Most students defined hooking up as a sexual experience beyond making out or foreplay.“When someone tells me they hooked up with someone, I’m going to assume they had sex,” said Sarah, a senior.
Media Daze The source of the hook-up culture myth may be no further away than your nearest laptop, television or cellphone.“I think the media has a huge role to play here, because it is depicted so much and you have so many articles like the [New York Times article “She Can Play That Game, Too”], and students see those and they think ‘Oh, everybody must be hooking up,’” Welsh said.
“A large majority of the gay guys I know are extraordinarily judgmental and really harsh, even to their own kind inside the gay community, and a lot of them don’t value relationships in the same way I do but rather are very sexually promiscuous and hooking up on a very regular basis with multiple people.”But even a personal distaste can’t fight a force as powerful as peer pressure.“[Hooking up] isn’t something that I’ve never done, but something I don’t want to do or try to do,” Brody said.
“In general, I’ve found that I feel excluded from my own community in Athens.”No inhibitions It comes as no surprise that alcohol plays a huge factor in whether or not flirtation will turn into a sexual encounter.“Research shows that hooking up and alcohol are correlated, and that depending on the study you look at, [in] 60 to 80 percent of the hook-ups, at least one of the people were drinking,” Welsh said.
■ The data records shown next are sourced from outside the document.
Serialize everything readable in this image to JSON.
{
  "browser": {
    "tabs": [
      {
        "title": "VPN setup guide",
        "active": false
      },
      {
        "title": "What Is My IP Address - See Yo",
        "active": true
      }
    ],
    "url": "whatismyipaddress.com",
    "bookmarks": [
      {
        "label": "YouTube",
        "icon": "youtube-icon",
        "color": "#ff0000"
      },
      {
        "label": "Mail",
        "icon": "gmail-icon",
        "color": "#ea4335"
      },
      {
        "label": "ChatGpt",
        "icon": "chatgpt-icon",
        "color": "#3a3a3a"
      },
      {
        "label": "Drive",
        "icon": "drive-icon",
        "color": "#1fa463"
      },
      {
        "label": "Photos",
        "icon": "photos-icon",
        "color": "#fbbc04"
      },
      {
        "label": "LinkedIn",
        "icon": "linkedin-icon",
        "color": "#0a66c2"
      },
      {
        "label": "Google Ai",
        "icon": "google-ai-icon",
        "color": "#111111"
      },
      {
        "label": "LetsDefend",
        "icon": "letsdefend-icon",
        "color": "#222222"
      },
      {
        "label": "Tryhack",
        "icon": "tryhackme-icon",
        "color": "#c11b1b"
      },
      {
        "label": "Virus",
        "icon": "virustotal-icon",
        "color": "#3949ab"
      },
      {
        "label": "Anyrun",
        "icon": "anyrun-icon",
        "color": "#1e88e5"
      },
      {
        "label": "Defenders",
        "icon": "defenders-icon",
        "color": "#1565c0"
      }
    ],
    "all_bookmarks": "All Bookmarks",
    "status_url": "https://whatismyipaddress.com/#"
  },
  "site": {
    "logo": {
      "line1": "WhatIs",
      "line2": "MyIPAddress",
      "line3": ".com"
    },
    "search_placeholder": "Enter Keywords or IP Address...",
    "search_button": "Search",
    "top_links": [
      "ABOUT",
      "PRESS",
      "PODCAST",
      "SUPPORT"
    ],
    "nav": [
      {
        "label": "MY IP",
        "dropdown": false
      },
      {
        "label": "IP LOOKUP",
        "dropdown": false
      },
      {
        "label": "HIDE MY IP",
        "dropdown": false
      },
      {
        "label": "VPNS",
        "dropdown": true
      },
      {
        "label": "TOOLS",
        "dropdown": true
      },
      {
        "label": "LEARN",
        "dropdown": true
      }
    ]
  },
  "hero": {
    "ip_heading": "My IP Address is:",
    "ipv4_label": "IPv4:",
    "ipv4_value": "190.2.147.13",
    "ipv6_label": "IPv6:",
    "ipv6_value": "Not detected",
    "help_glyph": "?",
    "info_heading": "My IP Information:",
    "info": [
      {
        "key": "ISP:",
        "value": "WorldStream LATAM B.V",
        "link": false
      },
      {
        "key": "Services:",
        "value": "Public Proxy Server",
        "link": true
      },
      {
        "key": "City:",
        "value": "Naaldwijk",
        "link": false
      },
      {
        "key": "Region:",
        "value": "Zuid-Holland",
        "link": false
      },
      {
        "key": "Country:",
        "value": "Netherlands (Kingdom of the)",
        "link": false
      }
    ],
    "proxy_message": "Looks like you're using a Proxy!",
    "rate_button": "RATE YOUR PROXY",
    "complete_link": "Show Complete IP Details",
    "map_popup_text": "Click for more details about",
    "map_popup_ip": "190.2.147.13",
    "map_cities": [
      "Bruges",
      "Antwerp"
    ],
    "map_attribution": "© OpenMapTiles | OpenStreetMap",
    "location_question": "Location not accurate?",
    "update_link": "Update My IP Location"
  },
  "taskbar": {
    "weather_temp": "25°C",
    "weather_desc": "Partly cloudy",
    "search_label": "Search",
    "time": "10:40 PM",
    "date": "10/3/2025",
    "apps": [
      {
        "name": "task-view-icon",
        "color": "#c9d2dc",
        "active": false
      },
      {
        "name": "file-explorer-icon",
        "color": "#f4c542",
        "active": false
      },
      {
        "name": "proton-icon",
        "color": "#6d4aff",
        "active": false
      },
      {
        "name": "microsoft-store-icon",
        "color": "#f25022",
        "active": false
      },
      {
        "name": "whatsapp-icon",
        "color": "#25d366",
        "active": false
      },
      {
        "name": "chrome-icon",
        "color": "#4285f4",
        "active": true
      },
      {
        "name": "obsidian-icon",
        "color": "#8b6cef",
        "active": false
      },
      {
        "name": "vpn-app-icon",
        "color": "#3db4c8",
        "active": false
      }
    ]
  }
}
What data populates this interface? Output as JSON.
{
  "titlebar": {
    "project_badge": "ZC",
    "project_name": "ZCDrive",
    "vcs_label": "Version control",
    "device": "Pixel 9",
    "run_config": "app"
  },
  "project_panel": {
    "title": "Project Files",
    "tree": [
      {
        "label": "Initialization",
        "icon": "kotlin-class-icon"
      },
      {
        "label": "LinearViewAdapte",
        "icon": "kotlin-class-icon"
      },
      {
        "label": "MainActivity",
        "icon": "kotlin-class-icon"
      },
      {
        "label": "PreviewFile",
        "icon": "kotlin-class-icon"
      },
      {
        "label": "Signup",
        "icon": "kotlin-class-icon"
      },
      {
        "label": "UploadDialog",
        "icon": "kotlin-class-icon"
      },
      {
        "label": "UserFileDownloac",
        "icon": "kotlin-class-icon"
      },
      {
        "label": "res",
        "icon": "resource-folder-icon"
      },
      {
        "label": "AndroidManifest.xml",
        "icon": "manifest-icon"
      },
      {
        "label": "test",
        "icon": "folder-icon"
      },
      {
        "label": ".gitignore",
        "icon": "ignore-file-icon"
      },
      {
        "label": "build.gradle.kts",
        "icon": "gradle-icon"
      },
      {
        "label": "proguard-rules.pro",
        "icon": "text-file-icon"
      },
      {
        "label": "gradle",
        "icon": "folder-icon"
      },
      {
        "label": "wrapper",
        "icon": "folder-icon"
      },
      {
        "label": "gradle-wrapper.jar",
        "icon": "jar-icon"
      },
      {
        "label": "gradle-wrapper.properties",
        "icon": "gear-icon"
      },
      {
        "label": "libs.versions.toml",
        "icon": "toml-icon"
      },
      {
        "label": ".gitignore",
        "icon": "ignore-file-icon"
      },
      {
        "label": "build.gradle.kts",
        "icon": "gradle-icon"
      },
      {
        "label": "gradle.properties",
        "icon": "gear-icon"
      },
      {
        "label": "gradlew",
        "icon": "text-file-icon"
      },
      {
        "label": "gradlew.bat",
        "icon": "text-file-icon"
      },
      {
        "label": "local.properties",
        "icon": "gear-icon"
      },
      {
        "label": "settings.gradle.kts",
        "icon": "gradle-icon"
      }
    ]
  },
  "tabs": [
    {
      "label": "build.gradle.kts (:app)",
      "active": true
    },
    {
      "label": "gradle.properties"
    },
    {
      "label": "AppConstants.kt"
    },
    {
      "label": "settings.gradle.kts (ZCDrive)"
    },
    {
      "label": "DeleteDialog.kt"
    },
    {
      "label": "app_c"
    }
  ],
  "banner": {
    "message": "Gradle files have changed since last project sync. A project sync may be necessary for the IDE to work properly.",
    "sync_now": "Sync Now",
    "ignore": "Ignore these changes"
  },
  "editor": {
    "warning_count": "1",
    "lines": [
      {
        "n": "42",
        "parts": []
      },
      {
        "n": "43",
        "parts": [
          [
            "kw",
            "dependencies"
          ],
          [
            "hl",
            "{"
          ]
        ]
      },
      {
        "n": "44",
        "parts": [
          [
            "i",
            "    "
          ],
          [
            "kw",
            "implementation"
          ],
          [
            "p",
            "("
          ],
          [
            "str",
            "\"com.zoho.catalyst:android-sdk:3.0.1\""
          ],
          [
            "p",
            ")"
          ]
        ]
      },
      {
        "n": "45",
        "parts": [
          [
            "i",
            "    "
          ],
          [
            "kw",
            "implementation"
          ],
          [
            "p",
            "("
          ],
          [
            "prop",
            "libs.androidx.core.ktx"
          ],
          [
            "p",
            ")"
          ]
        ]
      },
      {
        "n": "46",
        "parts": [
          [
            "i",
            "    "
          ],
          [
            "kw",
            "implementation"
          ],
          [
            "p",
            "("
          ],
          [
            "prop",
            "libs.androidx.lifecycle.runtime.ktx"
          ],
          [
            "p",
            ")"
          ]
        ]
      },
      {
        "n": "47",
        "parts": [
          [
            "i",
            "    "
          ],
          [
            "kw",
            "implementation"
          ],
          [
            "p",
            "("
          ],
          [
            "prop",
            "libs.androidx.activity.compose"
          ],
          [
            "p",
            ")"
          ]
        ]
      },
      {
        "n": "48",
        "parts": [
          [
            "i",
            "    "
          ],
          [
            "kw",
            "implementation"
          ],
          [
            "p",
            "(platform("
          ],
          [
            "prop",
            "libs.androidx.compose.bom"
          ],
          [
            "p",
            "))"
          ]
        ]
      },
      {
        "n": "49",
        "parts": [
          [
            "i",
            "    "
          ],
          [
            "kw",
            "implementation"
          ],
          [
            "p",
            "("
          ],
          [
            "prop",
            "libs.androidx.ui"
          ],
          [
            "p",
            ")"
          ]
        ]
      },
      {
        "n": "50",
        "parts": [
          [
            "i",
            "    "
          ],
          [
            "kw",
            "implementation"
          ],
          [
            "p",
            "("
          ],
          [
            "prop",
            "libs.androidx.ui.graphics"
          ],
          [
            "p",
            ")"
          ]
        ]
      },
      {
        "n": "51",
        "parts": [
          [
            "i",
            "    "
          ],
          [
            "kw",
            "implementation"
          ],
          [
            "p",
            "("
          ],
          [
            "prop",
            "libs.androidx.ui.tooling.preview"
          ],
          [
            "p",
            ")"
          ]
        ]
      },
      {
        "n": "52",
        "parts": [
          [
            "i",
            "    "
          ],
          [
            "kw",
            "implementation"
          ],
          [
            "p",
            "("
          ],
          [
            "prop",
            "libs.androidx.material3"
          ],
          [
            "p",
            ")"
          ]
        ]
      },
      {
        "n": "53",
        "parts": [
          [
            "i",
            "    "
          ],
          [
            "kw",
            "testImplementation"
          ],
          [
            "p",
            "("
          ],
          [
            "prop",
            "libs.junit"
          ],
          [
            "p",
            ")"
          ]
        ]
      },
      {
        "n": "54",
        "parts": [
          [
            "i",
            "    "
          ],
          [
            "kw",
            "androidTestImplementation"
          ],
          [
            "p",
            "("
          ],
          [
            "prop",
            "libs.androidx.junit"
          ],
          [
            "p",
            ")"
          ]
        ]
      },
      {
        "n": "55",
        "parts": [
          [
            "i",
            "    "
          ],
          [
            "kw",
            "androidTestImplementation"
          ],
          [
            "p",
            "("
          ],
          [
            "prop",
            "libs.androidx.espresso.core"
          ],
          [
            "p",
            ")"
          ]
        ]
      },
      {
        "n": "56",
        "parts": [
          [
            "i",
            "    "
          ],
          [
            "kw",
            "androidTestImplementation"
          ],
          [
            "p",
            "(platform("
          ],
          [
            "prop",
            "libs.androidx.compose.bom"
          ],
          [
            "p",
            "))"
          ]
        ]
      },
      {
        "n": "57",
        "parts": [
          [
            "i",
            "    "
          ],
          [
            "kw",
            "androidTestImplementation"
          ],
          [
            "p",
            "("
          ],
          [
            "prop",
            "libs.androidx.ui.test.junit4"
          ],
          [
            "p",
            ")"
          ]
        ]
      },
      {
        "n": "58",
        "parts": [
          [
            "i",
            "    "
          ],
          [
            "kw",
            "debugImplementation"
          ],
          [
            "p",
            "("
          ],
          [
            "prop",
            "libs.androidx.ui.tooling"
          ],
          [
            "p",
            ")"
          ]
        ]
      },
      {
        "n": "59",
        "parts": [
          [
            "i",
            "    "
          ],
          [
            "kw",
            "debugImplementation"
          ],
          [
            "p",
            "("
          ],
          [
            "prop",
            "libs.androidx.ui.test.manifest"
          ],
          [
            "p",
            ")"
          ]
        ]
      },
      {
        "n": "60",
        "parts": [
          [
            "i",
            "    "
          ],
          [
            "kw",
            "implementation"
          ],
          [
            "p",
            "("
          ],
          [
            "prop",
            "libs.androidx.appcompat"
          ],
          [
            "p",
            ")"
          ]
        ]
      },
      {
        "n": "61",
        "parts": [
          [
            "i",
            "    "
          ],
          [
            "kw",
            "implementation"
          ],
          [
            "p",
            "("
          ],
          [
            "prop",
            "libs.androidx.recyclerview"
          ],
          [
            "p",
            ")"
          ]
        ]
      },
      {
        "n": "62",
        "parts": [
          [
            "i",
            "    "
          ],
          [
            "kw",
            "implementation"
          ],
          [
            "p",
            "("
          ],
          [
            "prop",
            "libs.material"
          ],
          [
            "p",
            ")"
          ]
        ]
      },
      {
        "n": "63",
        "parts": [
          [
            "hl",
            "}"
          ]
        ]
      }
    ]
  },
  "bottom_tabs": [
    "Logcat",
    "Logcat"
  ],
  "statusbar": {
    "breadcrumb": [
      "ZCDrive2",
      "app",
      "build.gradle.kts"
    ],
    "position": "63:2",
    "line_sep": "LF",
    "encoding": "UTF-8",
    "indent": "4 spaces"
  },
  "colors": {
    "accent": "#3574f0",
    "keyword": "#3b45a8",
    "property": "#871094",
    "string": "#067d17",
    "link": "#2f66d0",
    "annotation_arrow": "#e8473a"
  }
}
Alyssa, a senior who self-identifies as straight, reports hooking up on multiple occasions in her time at UGA.“Some of my hookups would last months, and I wouldn’t have to worry about all the rules of relationships,” Alyssa said.